App and web page records:
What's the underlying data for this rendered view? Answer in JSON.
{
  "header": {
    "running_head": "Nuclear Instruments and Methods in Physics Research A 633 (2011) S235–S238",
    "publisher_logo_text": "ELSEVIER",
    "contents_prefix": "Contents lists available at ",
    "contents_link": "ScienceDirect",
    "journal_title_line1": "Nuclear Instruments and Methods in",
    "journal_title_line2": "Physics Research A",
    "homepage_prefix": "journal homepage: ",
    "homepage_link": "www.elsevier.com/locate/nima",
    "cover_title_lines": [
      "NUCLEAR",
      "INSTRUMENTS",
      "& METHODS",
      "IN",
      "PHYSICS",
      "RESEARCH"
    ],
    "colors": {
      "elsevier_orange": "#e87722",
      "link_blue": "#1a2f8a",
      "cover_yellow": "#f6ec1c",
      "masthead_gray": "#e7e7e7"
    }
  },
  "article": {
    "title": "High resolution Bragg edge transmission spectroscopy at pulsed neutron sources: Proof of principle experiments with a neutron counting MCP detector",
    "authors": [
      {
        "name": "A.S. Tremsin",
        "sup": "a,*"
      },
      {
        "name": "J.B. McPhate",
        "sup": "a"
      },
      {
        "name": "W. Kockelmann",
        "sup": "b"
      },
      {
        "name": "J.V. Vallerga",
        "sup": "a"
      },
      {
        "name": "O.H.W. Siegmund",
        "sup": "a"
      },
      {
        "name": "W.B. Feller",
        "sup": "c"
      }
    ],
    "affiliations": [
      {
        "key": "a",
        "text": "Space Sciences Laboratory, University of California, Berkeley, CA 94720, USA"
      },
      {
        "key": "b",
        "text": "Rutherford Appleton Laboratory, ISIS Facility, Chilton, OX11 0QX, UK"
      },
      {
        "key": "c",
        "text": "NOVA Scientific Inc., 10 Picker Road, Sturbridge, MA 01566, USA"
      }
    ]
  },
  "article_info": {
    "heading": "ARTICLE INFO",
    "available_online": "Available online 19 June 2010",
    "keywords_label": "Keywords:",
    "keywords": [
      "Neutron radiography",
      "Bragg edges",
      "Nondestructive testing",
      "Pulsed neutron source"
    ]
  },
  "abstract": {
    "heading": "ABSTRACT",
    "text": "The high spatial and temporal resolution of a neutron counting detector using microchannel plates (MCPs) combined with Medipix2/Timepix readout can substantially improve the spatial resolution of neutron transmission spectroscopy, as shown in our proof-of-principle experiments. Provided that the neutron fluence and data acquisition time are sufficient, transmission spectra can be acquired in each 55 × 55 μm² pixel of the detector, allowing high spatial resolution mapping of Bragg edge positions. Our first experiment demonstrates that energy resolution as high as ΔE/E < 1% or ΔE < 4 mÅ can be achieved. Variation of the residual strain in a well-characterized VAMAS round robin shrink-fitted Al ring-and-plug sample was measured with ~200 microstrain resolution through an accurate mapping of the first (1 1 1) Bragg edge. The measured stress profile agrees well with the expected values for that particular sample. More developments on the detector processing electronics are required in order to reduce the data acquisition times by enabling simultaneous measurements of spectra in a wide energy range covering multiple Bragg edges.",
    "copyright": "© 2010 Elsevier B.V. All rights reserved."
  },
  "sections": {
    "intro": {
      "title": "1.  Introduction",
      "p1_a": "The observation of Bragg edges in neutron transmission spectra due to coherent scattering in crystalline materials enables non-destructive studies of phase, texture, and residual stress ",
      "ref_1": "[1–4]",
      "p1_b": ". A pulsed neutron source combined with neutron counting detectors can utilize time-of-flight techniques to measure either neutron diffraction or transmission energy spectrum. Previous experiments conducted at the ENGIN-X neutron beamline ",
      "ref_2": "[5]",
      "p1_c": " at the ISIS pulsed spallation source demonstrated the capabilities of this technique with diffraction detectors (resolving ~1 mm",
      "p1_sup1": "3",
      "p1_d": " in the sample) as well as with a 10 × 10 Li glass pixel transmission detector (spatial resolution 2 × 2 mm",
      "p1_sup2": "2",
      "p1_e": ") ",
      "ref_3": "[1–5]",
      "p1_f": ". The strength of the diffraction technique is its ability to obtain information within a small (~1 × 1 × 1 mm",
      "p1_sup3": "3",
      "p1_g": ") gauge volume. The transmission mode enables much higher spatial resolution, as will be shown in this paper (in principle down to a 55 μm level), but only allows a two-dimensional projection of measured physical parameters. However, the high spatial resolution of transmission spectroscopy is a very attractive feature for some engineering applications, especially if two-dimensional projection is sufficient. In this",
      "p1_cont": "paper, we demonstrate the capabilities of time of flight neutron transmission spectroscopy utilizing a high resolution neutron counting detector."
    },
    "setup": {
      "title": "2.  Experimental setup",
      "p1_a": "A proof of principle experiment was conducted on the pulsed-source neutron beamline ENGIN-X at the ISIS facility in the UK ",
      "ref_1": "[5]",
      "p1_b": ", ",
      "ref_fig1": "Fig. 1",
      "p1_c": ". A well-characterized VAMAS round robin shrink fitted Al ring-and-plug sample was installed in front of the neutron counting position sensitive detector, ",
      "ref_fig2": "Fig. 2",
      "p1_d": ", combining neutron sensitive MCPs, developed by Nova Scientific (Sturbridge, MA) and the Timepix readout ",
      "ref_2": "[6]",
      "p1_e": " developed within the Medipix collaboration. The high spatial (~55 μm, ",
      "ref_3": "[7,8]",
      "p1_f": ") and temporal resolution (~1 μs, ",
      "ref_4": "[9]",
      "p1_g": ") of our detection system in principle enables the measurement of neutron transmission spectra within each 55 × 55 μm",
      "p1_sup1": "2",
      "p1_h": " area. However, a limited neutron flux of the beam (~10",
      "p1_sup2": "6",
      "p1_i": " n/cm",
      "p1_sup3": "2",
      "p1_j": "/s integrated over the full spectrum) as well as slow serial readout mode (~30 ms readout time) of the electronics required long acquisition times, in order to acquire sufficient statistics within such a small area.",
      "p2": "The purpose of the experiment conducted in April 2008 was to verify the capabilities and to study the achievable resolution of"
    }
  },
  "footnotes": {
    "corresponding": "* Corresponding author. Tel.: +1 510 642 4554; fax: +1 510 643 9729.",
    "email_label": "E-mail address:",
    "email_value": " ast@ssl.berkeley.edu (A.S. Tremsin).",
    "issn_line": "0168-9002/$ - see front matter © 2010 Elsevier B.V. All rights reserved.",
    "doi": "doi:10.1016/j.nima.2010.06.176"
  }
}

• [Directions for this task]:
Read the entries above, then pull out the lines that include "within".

• [Result of this task]:
      "p1_f": ". The strength of the diffraction technique is its ability to obtain information within a small (~1 × 1 × 1 mm",
      "p1_e": " developed within the Medipix collaboration. The high spatial (~55 μm, ",
      "p1_g": ") of our detection system in principle enables the measurement of neutron transmission spectra within each 55 × 55 μm",
      "p1_j": "/s integrated over the full spectrum) as well as slow serial readout mode (~30 ms readout time) of the electronics required long acquisition times, in order to acquire sufficient statistics within such a small area.",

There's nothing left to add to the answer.